### [Input for this task]
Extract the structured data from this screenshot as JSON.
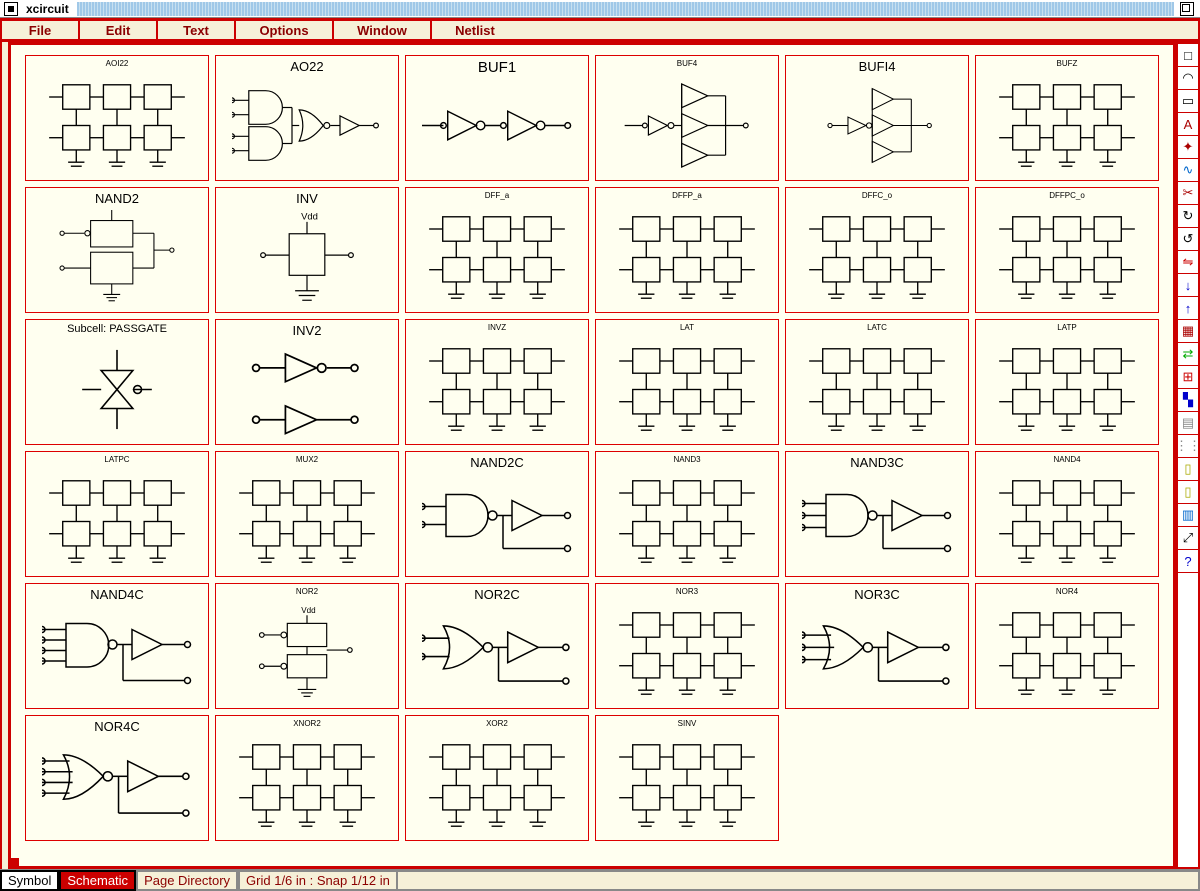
{
  "window": {
    "title": "xcircuit"
  },
  "menu": {
    "items": [
      "File",
      "Edit",
      "Text",
      "Options",
      "Window",
      "Netlist"
    ]
  },
  "library": {
    "cells": [
      {
        "label": "AOI22",
        "size": "tiny",
        "art": "complex"
      },
      {
        "label": "AO22",
        "size": "med",
        "art": "and-buf"
      },
      {
        "label": "BUF1",
        "size": "big",
        "art": "buf1"
      },
      {
        "label": "BUF4",
        "size": "tiny",
        "art": "buf4"
      },
      {
        "label": "BUFI4",
        "size": "med",
        "art": "bufi4"
      },
      {
        "label": "BUFZ",
        "size": "tiny",
        "art": "complex"
      },
      {
        "label": "NAND2",
        "size": "med",
        "art": "nand2t"
      },
      {
        "label": "INV",
        "size": "med",
        "art": "inv"
      },
      {
        "label": "DFF_a",
        "size": "tiny",
        "art": "complex"
      },
      {
        "label": "DFFP_a",
        "size": "tiny",
        "art": "complex"
      },
      {
        "label": "DFFC_o",
        "size": "tiny",
        "art": "complex"
      },
      {
        "label": "DFFPC_o",
        "size": "tiny",
        "art": "complex"
      },
      {
        "label": "Subcell: PASSGATE",
        "size": "",
        "art": "passgate"
      },
      {
        "label": "INV2",
        "size": "med",
        "art": "inv2"
      },
      {
        "label": "INVZ",
        "size": "tiny",
        "art": "complex"
      },
      {
        "label": "LAT",
        "size": "tiny",
        "art": "complex"
      },
      {
        "label": "LATC",
        "size": "tiny",
        "art": "complex"
      },
      {
        "label": "LATP",
        "size": "tiny",
        "art": "complex"
      },
      {
        "label": "LATPC",
        "size": "tiny",
        "art": "complex"
      },
      {
        "label": "MUX2",
        "size": "tiny",
        "art": "complex"
      },
      {
        "label": "NAND2C",
        "size": "med",
        "art": "nand-buf"
      },
      {
        "label": "NAND3",
        "size": "tiny",
        "art": "complex"
      },
      {
        "label": "NAND3C",
        "size": "med",
        "art": "nand3-buf"
      },
      {
        "label": "NAND4",
        "size": "tiny",
        "art": "complex"
      },
      {
        "label": "NAND4C",
        "size": "med",
        "art": "nand4-buf"
      },
      {
        "label": "NOR2",
        "size": "tiny",
        "art": "nor2t"
      },
      {
        "label": "NOR2C",
        "size": "med",
        "art": "nor-buf"
      },
      {
        "label": "NOR3",
        "size": "tiny",
        "art": "complex"
      },
      {
        "label": "NOR3C",
        "size": "med",
        "art": "nor3-buf"
      },
      {
        "label": "NOR4",
        "size": "tiny",
        "art": "complex"
      },
      {
        "label": "NOR4C",
        "size": "med",
        "art": "nor4-buf"
      },
      {
        "label": "XNOR2",
        "size": "tiny",
        "art": "complex"
      },
      {
        "label": "XOR2",
        "size": "tiny",
        "art": "complex"
      },
      {
        "label": "SINV",
        "size": "tiny",
        "art": "complex"
      }
    ]
  },
  "tools": {
    "items": [
      {
        "name": "wire-tool",
        "glyph": "□",
        "color": "#000"
      },
      {
        "name": "arc-tool",
        "glyph": "◠",
        "color": "#000"
      },
      {
        "name": "box-tool",
        "glyph": "▭",
        "color": "#000"
      },
      {
        "name": "text-tool",
        "glyph": "A",
        "color": "#a00"
      },
      {
        "name": "star-tool",
        "glyph": "✦",
        "color": "#a00"
      },
      {
        "name": "spline-tool",
        "glyph": "∿",
        "color": "#06c"
      },
      {
        "name": "cut-tool",
        "glyph": "✂",
        "color": "#a00"
      },
      {
        "name": "rotate-cw-tool",
        "glyph": "↻",
        "color": "#000"
      },
      {
        "name": "rotate-ccw-tool",
        "glyph": "↺",
        "color": "#000"
      },
      {
        "name": "flip-h-tool",
        "glyph": "⇋",
        "color": "#c00"
      },
      {
        "name": "arrow-down-tool",
        "glyph": "↓",
        "color": "#00c"
      },
      {
        "name": "arrow-up-tool",
        "glyph": "↑",
        "color": "#00c"
      },
      {
        "name": "library-tool",
        "glyph": "▦",
        "color": "#a00"
      },
      {
        "name": "mirror-tool",
        "glyph": "⇄",
        "color": "#0a0"
      },
      {
        "name": "group-tool",
        "glyph": "⊞",
        "color": "#c00"
      },
      {
        "name": "palette-tool",
        "glyph": "▚",
        "color": "#00c"
      },
      {
        "name": "grid-tool",
        "glyph": "▤",
        "color": "#888"
      },
      {
        "name": "dots-tool",
        "glyph": "⋮⋮",
        "color": "#888"
      },
      {
        "name": "page1-tool",
        "glyph": "▯",
        "color": "#aa0"
      },
      {
        "name": "page2-tool",
        "glyph": "▯",
        "color": "#aa0"
      },
      {
        "name": "book-tool",
        "glyph": "▥",
        "color": "#06c"
      },
      {
        "name": "zoom-tool",
        "glyph": "⤢",
        "color": "#000"
      },
      {
        "name": "help-tool",
        "glyph": "?",
        "color": "#00c"
      }
    ]
  },
  "status": {
    "symbol": "Symbol",
    "schematic": "Schematic",
    "page_directory": "Page Directory",
    "grid": "Grid 1/6 in : Snap 1/12 in"
  }
}
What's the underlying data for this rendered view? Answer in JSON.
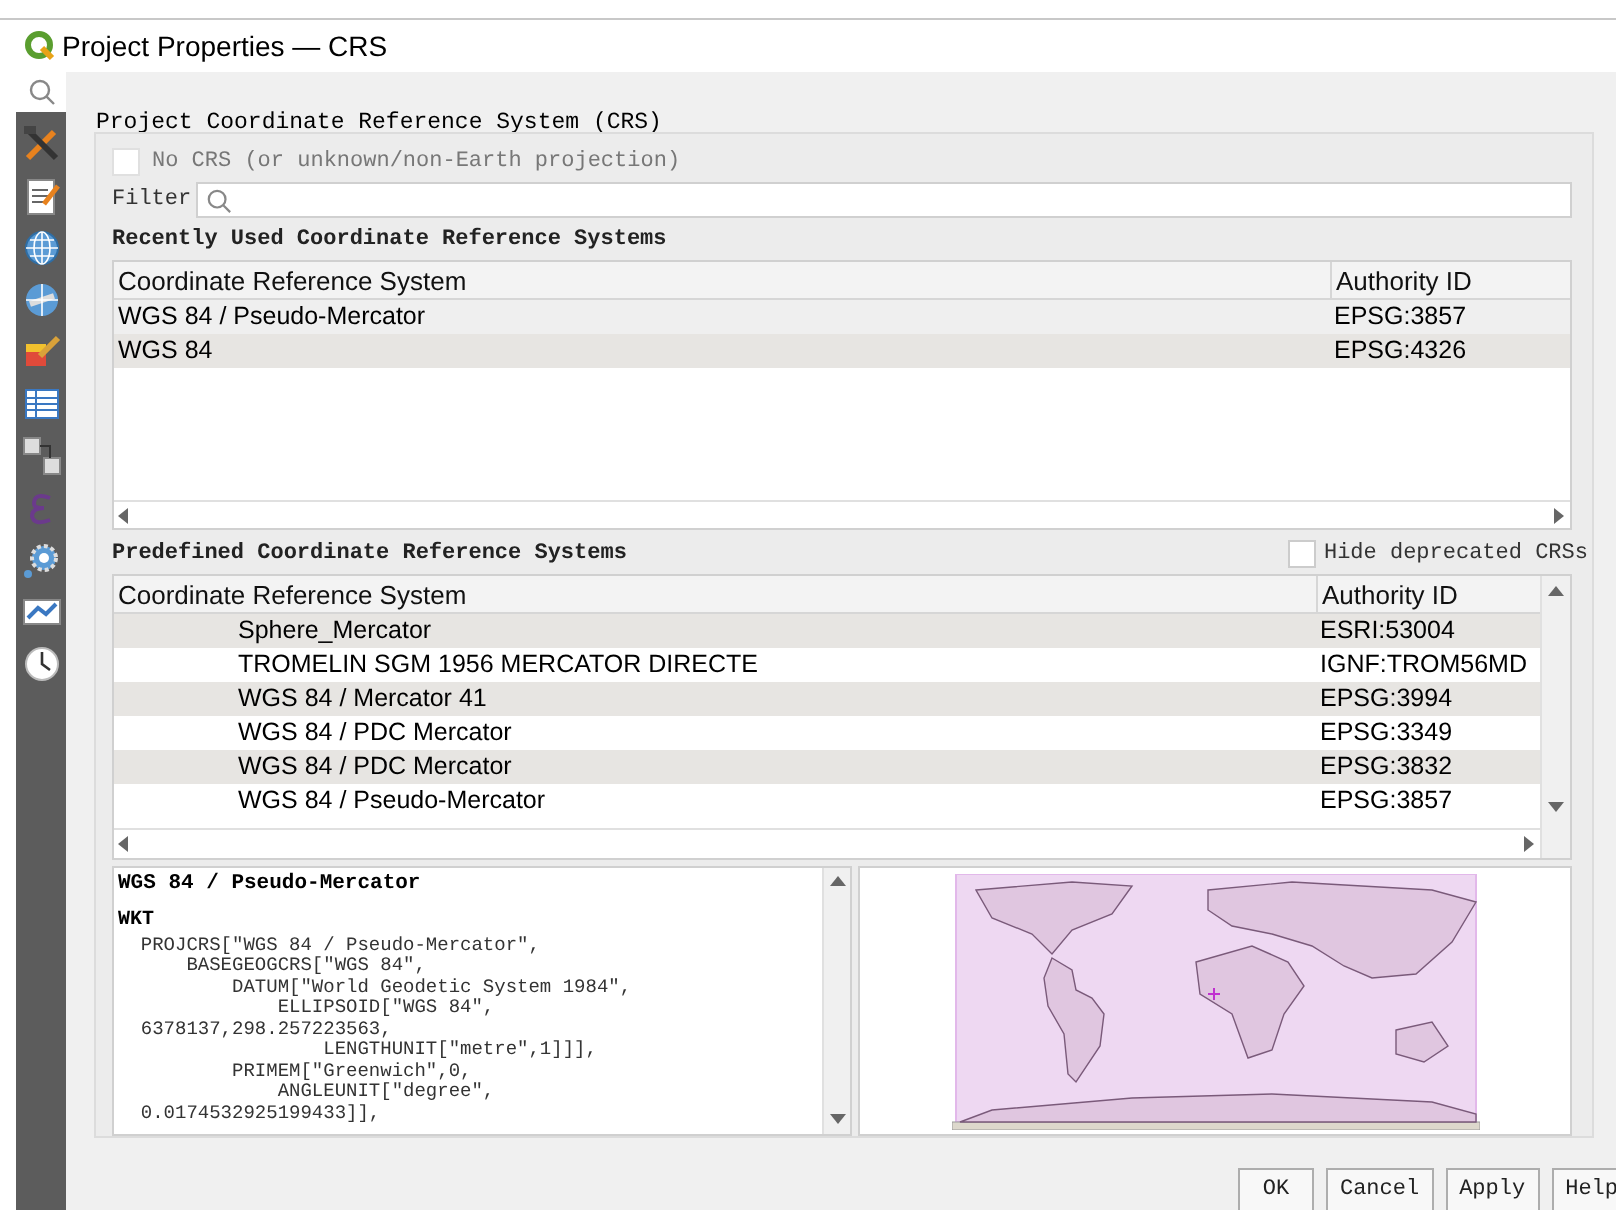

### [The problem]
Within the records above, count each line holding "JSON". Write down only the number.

### [Result of this exercise]
2